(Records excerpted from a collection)
---+---

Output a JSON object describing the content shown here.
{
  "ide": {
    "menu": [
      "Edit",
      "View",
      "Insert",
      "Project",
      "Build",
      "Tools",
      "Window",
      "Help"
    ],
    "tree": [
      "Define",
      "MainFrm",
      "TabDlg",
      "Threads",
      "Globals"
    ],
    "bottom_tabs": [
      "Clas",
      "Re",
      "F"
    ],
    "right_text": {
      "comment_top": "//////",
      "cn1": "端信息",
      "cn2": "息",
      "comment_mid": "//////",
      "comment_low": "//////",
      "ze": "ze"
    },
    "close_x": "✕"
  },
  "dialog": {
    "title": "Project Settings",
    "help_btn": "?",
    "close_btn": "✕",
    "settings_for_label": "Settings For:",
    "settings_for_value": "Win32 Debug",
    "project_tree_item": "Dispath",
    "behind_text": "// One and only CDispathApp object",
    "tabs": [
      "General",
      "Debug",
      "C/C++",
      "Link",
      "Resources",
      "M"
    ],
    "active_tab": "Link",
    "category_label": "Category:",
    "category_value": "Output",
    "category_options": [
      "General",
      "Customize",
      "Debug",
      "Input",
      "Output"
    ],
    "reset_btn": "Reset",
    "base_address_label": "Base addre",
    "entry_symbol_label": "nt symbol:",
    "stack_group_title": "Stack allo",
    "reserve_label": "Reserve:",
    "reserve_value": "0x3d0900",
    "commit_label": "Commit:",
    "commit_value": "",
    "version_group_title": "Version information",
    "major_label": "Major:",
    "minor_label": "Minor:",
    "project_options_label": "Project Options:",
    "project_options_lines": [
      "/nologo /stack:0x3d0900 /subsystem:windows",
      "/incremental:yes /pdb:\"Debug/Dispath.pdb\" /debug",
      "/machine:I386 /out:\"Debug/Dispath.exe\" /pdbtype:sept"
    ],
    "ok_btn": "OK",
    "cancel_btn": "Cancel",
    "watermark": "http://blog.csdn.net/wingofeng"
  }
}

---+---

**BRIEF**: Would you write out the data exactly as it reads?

**RESPONSE TO THE EXERCISE**:
Output a JSON object describing the content shown here.
{
  "ide": {
    "menu": [
      "Edit",
      "View",
      "Insert",
      "Project",
      "Build",
      "Tools",
      "Window",
      "Help"
    ],
    "tree": [
      "Define",
      "MainFrm",
      "TabDlg",
      "Threads",
      "Globals"
    ],
    "bottom_tabs": [
      "Clas",
      "Re",
      "F"
    ],
    "right_text": {
      "comment_top": "//////",
      "cn1": "端信息",
      "cn2": "息",
      "comment_mid": "//////",
      "comment_low": "//////",
      "ze": "ze"
    },
    "close_x": "✕"
  },
  "dialog": {
    "title": "Project Settings",
    "help_btn": "?",
    "close_btn": "✕",
    "settings_for_label": "Settings For:",
    "settings_for_value": "Win32 Debug",
    "project_tree_item": "Dispath",
    "behind_text": "// One and only CDispathApp object",
    "tabs": [
      "General",
      "Debug",
      "C/C++",
      "Link",
      "Resources",
      "M"
    ],
    "active_tab": "Link",
    "category_label": "Category:",
    "category_value": "Output",
    "category_options": [
      "General",
      "Customize",
      "Debug",
      "Input",
      "Output"
    ],
    "reset_btn": "Reset",
    "base_address_label": "Base addre",
    "entry_symbol_label": "nt symbol:",
    "stack_group_title": "Stack allo",
    "reserve_label": "Reserve:",
    "reserve_value": "0x3d0900",
    "commit_label": "Commit:",
    "commit_value": "",
    "version_group_title": "Version information",
    "major_label": "Major:",
    "minor_label": "Minor:",
    "project_options_label": "Project Options:",
    "project_options_lines": [
      "/nologo /stack:0x3d0900 /subsystem:windows",
      "/incremental:yes /pdb:\"Debug/Dispath.pdb\" /debug",
      "/machine:I386 /out:\"Debug/Dispath.exe\" /pdbtype:sept"
    ],
    "ok_btn": "OK",
    "cancel_btn": "Cancel",
    "watermark": "http://blog.csdn.net/wingofeng"
  }
}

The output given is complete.